do cli experts need to worry about their jobs

 

Our customers tell us that NETCONF is fast becoming the preferred way to provision virtualized networking devices. Tail-f has been the main advocate of this protocol, with a pitch that goes roughly as follows: “NETCONF provides the toolset to configure an end-to-end service with a single network-wide transaction. OSS programmers spend less time in handling error cases –as the role of transactions is precisely to ensure success and rollback in case of errors. You do not need to pay high-salary CLI experts to handle such rollbacks manually, when the OSS has failed to do it in a proper way. And you can now automate service creation at an unprecedented level.”

The more you automate the less people you need and with the transactional capabilities of NETCONF you do not need them to recover the disaster of accidental automation glitches. That has got to be rather scary for the cohorts of CCIE-certified engineers and other CLI experts, doesn’t it? Does it mean their expertise will become redundant? Do they need to find a new mission in life?

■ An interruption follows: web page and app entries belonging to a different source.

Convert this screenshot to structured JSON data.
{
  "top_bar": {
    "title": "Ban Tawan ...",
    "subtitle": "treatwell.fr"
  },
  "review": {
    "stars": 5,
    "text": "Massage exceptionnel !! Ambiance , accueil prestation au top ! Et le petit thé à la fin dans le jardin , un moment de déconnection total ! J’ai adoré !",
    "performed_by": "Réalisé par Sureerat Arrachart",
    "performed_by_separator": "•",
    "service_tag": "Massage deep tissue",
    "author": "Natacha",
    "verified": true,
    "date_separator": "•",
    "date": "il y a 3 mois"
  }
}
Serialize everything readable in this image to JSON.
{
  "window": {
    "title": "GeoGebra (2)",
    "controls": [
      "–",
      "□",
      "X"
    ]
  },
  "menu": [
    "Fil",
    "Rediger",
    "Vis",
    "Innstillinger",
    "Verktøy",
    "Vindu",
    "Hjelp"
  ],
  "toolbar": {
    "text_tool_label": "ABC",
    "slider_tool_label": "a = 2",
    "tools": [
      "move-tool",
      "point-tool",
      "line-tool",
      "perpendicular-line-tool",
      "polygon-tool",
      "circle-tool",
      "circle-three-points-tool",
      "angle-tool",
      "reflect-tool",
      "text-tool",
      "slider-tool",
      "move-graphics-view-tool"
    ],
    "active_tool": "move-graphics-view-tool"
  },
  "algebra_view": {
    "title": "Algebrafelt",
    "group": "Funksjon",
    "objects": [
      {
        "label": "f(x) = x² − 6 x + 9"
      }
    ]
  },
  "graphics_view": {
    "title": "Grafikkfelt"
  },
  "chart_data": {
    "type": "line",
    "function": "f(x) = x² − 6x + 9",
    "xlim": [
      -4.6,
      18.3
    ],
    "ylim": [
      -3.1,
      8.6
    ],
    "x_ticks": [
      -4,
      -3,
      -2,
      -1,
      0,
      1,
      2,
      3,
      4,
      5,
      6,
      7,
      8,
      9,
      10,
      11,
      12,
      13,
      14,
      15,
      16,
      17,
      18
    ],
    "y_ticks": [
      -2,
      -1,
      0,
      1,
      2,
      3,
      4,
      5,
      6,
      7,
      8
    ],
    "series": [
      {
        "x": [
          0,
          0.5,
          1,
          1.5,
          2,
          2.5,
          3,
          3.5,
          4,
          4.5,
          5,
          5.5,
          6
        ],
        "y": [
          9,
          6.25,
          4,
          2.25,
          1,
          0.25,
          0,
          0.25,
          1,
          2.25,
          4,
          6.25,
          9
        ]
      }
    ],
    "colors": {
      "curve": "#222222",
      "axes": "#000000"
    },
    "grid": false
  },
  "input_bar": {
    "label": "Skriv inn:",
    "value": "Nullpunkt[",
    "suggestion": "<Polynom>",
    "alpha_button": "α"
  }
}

I recently met some CLI engineers. They see the change coming but as they are buried by the demands of their day-to-day activities, they have not yet had the time to study and experiment with NETCONF. So, this protocol along with YANG data modelling remains very abstract, if not confusing to them. Of course they understand quite clearly that NETCONF is about a programmatic approach to the process of service creation. Network engineers thus understand they must acquire new skills in programming but it is certainly not their comfort zone today.

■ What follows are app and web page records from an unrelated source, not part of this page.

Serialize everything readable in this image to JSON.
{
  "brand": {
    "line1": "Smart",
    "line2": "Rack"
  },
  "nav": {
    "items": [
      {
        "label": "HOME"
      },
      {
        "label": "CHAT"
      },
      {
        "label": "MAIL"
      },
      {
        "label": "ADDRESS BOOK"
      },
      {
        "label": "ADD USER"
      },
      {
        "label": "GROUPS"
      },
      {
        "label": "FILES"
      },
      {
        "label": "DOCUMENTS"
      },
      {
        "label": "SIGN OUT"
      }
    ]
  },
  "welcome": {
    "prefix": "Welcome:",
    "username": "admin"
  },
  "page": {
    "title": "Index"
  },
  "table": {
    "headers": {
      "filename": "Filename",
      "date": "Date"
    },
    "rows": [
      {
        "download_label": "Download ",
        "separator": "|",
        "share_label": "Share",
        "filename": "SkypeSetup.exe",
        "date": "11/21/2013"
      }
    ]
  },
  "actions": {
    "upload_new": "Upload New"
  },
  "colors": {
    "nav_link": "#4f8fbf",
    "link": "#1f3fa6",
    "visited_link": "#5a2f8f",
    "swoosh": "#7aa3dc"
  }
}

In many cases, an OSS will not manipulate YANG models or NETCONF directly. The likely way to program network services is to use tools that generate an interface code from the relevant YANG models and programmers will use that API to create the services. For IT engineers, service creation is not much more than mapping a Service Abstract Layer (SAL) data model to objects on a set of networking functions or devices, nothing more.

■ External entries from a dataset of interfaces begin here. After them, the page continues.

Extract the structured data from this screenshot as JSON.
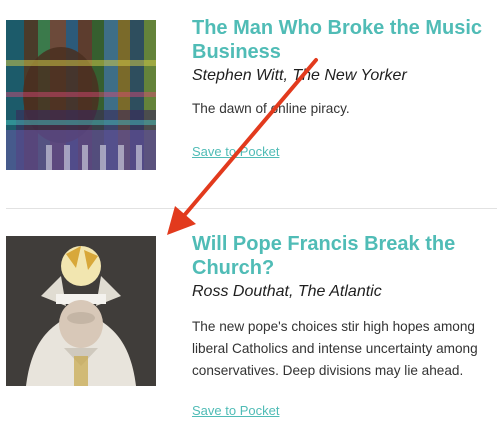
{
  "articles": [
    {
      "title": "The Man Who Broke the Music Business",
      "byline": "Stephen Witt, The New Yorker",
      "excerpt": "The dawn of online piracy.",
      "save_label": "Save to Pocket"
    },
    {
      "title": "Will Pope Francis Break the Church?",
      "byline": "Ross Douthat, The Atlantic",
      "excerpt": "The new pope's choices stir high hopes among liberal Catholics and intense uncertainty among conservatives. Deep divisions may lie ahead.",
      "save_label": "Save to Pocket"
    }
  ],
  "colors": {
    "accent": "#50bcb6",
    "arrow": "#e23a1d",
    "divider": "#e2e2e2"
  }
}
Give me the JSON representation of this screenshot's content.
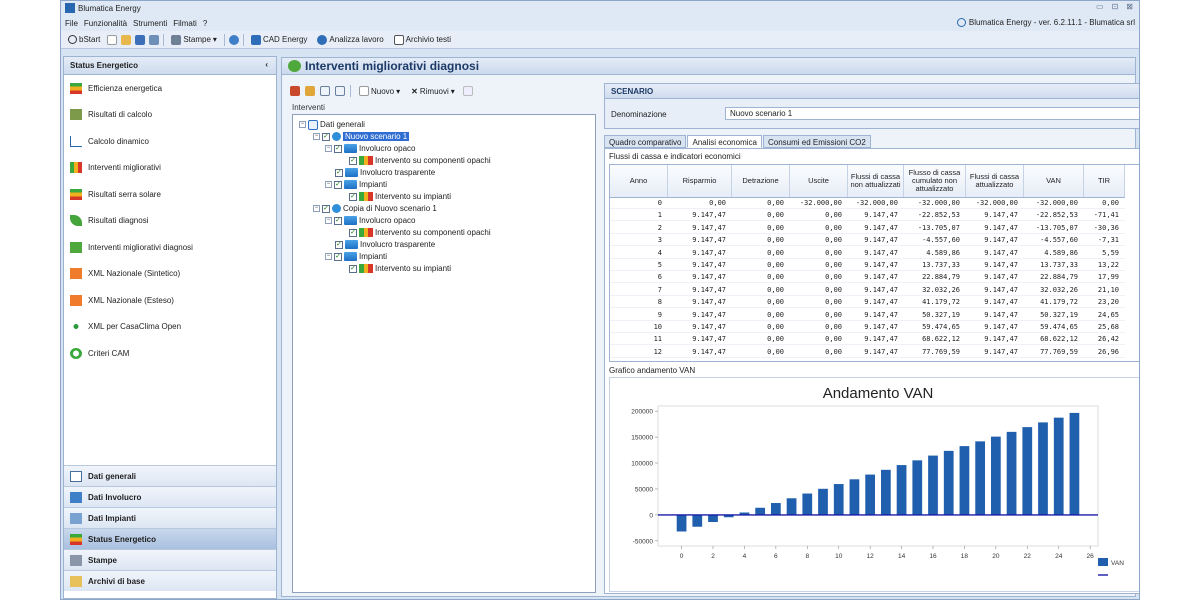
{
  "titlebar": {
    "app_name": "Blumatica Energy",
    "controls": [
      "▭",
      "⊡",
      "⊠"
    ]
  },
  "menu": {
    "items": [
      "File",
      "Funzionalità",
      "Strumenti",
      "Filmati",
      "?"
    ],
    "version": "Blumatica Energy - ver. 6.2.11.1 - Blumatica srl"
  },
  "toolbar": {
    "bstart": "bStart",
    "stampe": "Stampe",
    "cad": "CAD Energy",
    "analizza": "Analizza lavoro",
    "archivio": "Archivio testi"
  },
  "left": {
    "title": "Status Energetico",
    "collapse": "‹",
    "items": [
      {
        "label": "Efficienza energetica",
        "icon": "energy-class-icon"
      },
      {
        "label": "Risultati di calcolo",
        "icon": "results-icon"
      },
      {
        "label": "Calcolo dinamico",
        "icon": "dynamic-chart-icon"
      },
      {
        "label": "Interventi migliorativi",
        "icon": "improvement-icon"
      },
      {
        "label": "Risultati serra solare",
        "icon": "solar-greenhouse-icon"
      },
      {
        "label": "Risultati diagnosi",
        "icon": "leaf-icon"
      },
      {
        "label": "Interventi migliorativi diagnosi",
        "icon": "diagnosis-icon"
      },
      {
        "label": "XML Nazionale (Sintetico)",
        "icon": "xml-icon"
      },
      {
        "label": "XML Nazionale (Esteso)",
        "icon": "xml-icon"
      },
      {
        "label": "XML per CasaClima Open",
        "icon": "casaclima-icon"
      },
      {
        "label": "Criteri CAM",
        "icon": "recycle-icon"
      }
    ],
    "nav": [
      "Dati generali",
      "Dati Involucro",
      "Dati Impianti",
      "Status Energetico",
      "Stampe",
      "Archivi di base"
    ],
    "nav_active": "Status Energetico"
  },
  "main": {
    "title": "Interventi migliorativi diagnosi",
    "tree_tools": {
      "nuovo": "Nuovo",
      "rimuovi": "Rimuovi"
    },
    "tree_label": "Interventi",
    "tree": {
      "root": "Dati generali",
      "scenario1": "Nuovo scenario 1",
      "scenario2": "Copia di Nuovo scenario 1",
      "opaco": "Involucro opaco",
      "opaco_int": "Intervento su componenti opachi",
      "trasp": "Involucro trasparente",
      "impianti": "Impianti",
      "impianti_int": "Intervento su impianti"
    },
    "scenario": {
      "head": "SCENARIO",
      "label": "Denominazione",
      "value": "Nuovo scenario 1"
    },
    "tabs": [
      "Quadro comparativo",
      "Analisi economica",
      "Consumi ed Emissioni CO2"
    ],
    "active_tab": "Analisi economica",
    "grid_title": "Flussi di cassa e indicatori economici",
    "columns": [
      "Anno",
      "Risparmio",
      "Detrazione",
      "Uscite",
      "Flussi di cassa non attualizzati",
      "Flusso di cassa cumulato non attualizzato",
      "Flussi di cassa attualizzato",
      "VAN",
      "TIR"
    ],
    "rows": [
      [
        "0",
        "0,00",
        "0,00",
        "-32.000,00",
        "-32.000,00",
        "-32.000,00",
        "-32.000,00",
        "-32.000,00",
        "0,00"
      ],
      [
        "1",
        "9.147,47",
        "0,00",
        "0,00",
        "9.147,47",
        "-22.852,53",
        "9.147,47",
        "-22.852,53",
        "-71,41"
      ],
      [
        "2",
        "9.147,47",
        "0,00",
        "0,00",
        "9.147,47",
        "-13.705,07",
        "9.147,47",
        "-13.705,07",
        "-30,36"
      ],
      [
        "3",
        "9.147,47",
        "0,00",
        "0,00",
        "9.147,47",
        "-4.557,60",
        "9.147,47",
        "-4.557,60",
        "-7,31"
      ],
      [
        "4",
        "9.147,47",
        "0,00",
        "0,00",
        "9.147,47",
        "4.589,86",
        "9.147,47",
        "4.589,86",
        "5,59"
      ],
      [
        "5",
        "9.147,47",
        "0,00",
        "0,00",
        "9.147,47",
        "13.737,33",
        "9.147,47",
        "13.737,33",
        "13,22"
      ],
      [
        "6",
        "9.147,47",
        "0,00",
        "0,00",
        "9.147,47",
        "22.884,79",
        "9.147,47",
        "22.884,79",
        "17,99"
      ],
      [
        "7",
        "9.147,47",
        "0,00",
        "0,00",
        "9.147,47",
        "32.032,26",
        "9.147,47",
        "32.032,26",
        "21,10"
      ],
      [
        "8",
        "9.147,47",
        "0,00",
        "0,00",
        "9.147,47",
        "41.179,72",
        "9.147,47",
        "41.179,72",
        "23,20"
      ],
      [
        "9",
        "9.147,47",
        "0,00",
        "0,00",
        "9.147,47",
        "50.327,19",
        "9.147,47",
        "50.327,19",
        "24,65"
      ],
      [
        "10",
        "9.147,47",
        "0,00",
        "0,00",
        "9.147,47",
        "59.474,65",
        "9.147,47",
        "59.474,65",
        "25,68"
      ],
      [
        "11",
        "9.147,47",
        "0,00",
        "0,00",
        "9.147,47",
        "68.622,12",
        "9.147,47",
        "68.622,12",
        "26,42"
      ],
      [
        "12",
        "9.147,47",
        "0,00",
        "0,00",
        "9.147,47",
        "77.769,59",
        "9.147,47",
        "77.769,59",
        "26,96"
      ]
    ],
    "chart_label": "Grafico andamento VAN"
  },
  "chart_data": {
    "type": "bar",
    "title": "Andamento VAN",
    "x": [
      0,
      1,
      2,
      3,
      4,
      5,
      6,
      7,
      8,
      9,
      10,
      11,
      12,
      13,
      14,
      15,
      16,
      17,
      18,
      19,
      20,
      21,
      22,
      23,
      24,
      25
    ],
    "series": [
      {
        "name": "VAN",
        "values": [
          -32000,
          -22852.53,
          -13705.07,
          -4557.6,
          4589.86,
          13737.33,
          22884.79,
          32032.26,
          41179.72,
          50327.19,
          59474.65,
          68622.12,
          77769.59,
          86917,
          96064,
          105212,
          114359,
          123507,
          132654,
          141801,
          150949,
          160096,
          169244,
          178391,
          187539,
          196686
        ]
      }
    ],
    "xticks": [
      0,
      2,
      4,
      6,
      8,
      10,
      12,
      14,
      16,
      18,
      20,
      22,
      24,
      26
    ],
    "yticks": [
      -50000,
      0,
      50000,
      100000,
      150000,
      200000
    ],
    "xlim": [
      -1.5,
      26.5
    ],
    "ylim": [
      -60000,
      210000
    ],
    "legend_position": "bottom-right",
    "colors": {
      "bar": "#1f5fad",
      "baseline": "#1a1aa8"
    }
  }
}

But that is not the starting point for network engineers. Their initial steps are still the same (as before NETCONF): create a network design, prepare a reference setup, elaborate configuration templates, write troubleshooting guides, etc., with the notable difference being that such templates must be written in NETCONF XML. With OneAccess products, this is a fairly natural step: first create the reference configuration using the familiar Command-Line Interface, then use some commands to export it as XML or a set of xpath statements. Using this process, CLI can be mapped to NETCONF pretty intuitively. In other words, an extensive CLI knowledge is still a valuable asset for engineers. Working with NETCONF is then an easy next step and defining XML templates is after all not so difficult.

An important task for network engineers is often to manage non-regression testing and analyze the resulting technical issues. Because NETCONF will be used, they will need to emulate the OSS to carry out these activities. This is where network engineers need to become masters at scripting NETCONF scenarios.

For sure this evolution is a threat for those who remain static. But it is also an opportunity: good network design know-how with thorough CLI expertise combined with some programming skills will be a great combination of skills on the job market. For those who tremble when hearing the word ‘programming’, the good news is: it really is not such a big leap! CLI experts can sleep soundly, for a while at least.